Poker is a card game that requires a lot of mental skill and discipline. The stakes can be high, and players often experience a range of emotions throughout the hand, including anxiety and fear. However, poker also teaches players how to keep their emotions in check, which is a skill that can be applied to other areas of life.
It is a great way to build confidence. A person who plays poker frequently will learn to estimate probabilities and make decisions under uncertainty. For example, a player will need to consider how many cards are likely to be played and the value of those cards. Then they will need to decide whether it is worth betting or folding their hand. Eventually, these estimations will become part of a player’s intuition and will help them make better decisions.
Learning to read other players is a must for poker players. They need to watch for tells, which are signs of nervousness or bluffing. In addition, they need to be able to determine the strength of their opponent’s hands. For example, if someone raises their bet after calling for the first few rounds, it is likely that they have a good hand.
Managing one’s bankroll is another essential aspect of poker. This is especially important when playing tournaments, where the winner takes home all of the money that has been bet during the hand. A person who manages their bankroll correctly will not be tempted to play more than they can afford to lose and will be prepared for the possibility of a long losing streak.

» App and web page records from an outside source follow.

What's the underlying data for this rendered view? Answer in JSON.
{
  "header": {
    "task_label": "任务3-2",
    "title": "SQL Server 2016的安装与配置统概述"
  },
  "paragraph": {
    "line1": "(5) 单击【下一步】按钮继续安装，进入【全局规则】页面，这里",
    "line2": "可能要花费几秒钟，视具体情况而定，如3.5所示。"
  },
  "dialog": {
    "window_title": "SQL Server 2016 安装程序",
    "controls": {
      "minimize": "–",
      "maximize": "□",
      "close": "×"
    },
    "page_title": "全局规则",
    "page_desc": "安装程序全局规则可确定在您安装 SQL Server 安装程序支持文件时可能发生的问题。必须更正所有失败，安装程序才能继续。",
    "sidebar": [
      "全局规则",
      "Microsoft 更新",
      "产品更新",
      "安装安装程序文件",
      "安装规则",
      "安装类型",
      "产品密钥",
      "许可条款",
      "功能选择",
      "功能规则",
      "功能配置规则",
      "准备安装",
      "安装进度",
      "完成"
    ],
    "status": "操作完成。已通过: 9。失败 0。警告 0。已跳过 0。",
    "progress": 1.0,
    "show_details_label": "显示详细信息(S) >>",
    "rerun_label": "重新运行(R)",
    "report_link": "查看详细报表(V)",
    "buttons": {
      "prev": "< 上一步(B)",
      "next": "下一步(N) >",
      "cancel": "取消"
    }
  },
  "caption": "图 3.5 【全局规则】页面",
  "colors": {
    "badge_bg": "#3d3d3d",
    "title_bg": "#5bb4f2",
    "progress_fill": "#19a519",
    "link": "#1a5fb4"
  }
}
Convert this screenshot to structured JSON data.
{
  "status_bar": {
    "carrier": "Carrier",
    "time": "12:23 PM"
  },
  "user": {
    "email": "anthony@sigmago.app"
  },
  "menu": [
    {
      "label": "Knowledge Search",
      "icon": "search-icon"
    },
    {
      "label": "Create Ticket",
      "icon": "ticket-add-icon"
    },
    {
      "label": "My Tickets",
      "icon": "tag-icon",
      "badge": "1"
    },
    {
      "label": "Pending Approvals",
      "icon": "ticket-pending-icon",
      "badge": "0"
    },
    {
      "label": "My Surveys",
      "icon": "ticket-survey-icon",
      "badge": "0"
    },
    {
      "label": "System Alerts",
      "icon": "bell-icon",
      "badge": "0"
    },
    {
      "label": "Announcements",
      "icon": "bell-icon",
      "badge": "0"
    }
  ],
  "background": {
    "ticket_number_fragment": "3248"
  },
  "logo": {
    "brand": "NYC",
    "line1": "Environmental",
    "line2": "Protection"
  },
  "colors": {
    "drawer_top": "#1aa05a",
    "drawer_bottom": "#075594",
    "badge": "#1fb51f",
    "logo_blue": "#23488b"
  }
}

Finally, poker teaches people how to cope with failure. A good poker player will not get upset when they lose a hand, but will simply fold and move on. This is a valuable lesson that can be applied to other aspects of life, such as work or school.
If you’re new to the game, it’s a good idea to start with a small bankroll and play conservatively. This will give you a better chance of making money. It’s also a good idea to practice your game and watch professional players to develop quick instincts.
As you improve, it’s also a good idea to keep track of your mistakes and correct them. For example, if you’re constantly losing money due to a bad habit, like calling too much, then work on improving that specific aspect of your game. It will take time, but eventually you’ll be winning more than you’re losing! Good luck! And remember to have fun!